▶ [Your assignment] Give back the records below exactly, omitting the pictures.

▶ [Excerpted records]
-*-*-

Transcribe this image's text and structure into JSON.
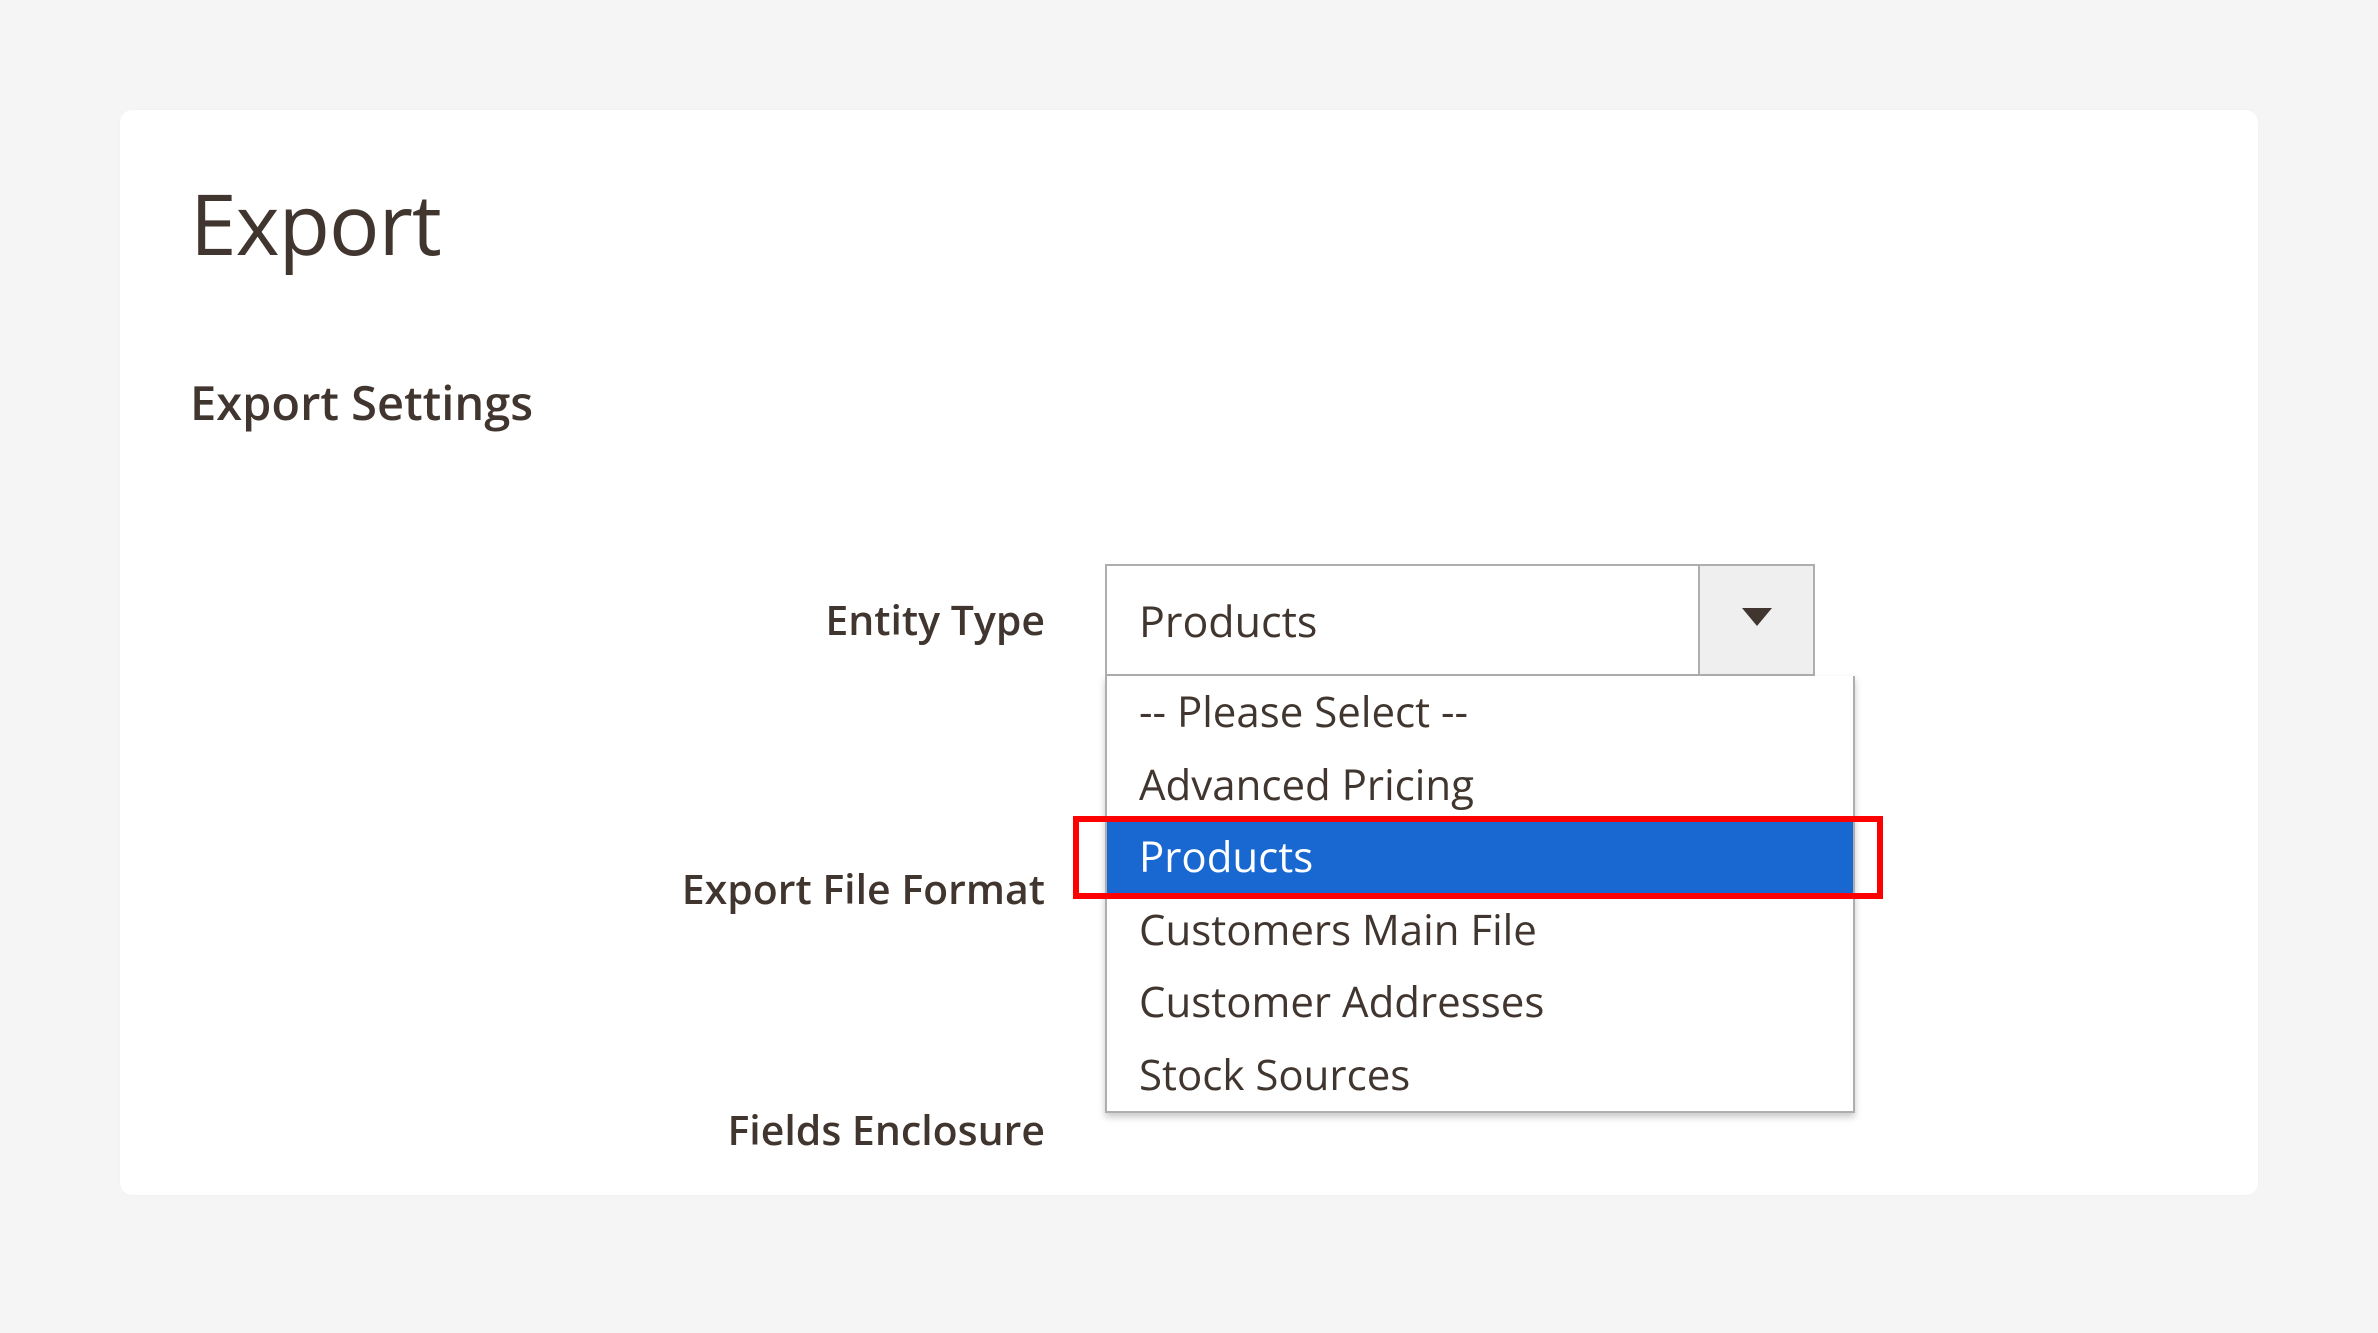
{
  "page": {
    "title": "Export",
    "sectionTitle": "Export Settings"
  },
  "form": {
    "entityType": {
      "label": "Entity Type",
      "selected": "Products",
      "options": [
        {
          "label": "-- Please Select --",
          "selected": false
        },
        {
          "label": "Advanced Pricing",
          "selected": false
        },
        {
          "label": "Products",
          "selected": true
        },
        {
          "label": "Customers Main File",
          "selected": false
        },
        {
          "label": "Customer Addresses",
          "selected": false
        },
        {
          "label": "Stock Sources",
          "selected": false
        }
      ]
    },
    "exportFileFormat": {
      "label": "Export File Format"
    },
    "fieldsEnclosure": {
      "label": "Fields Enclosure"
    }
  }
}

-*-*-

▶ [Response to this exercise]
Transcribe this image's text and structure into JSON.
{
  "page": {
    "title": "Export",
    "sectionTitle": "Export Settings"
  },
  "form": {
    "entityType": {
      "label": "Entity Type",
      "selected": "Products",
      "options": [
        {
          "label": "-- Please Select --",
          "selected": false
        },
        {
          "label": "Advanced Pricing",
          "selected": false
        },
        {
          "label": "Products",
          "selected": true
        },
        {
          "label": "Customers Main File",
          "selected": false
        },
        {
          "label": "Customer Addresses",
          "selected": false
        },
        {
          "label": "Stock Sources",
          "selected": false
        }
      ]
    },
    "exportFileFormat": {
      "label": "Export File Format"
    },
    "fieldsEnclosure": {
      "label": "Fields Enclosure"
    }
  }
}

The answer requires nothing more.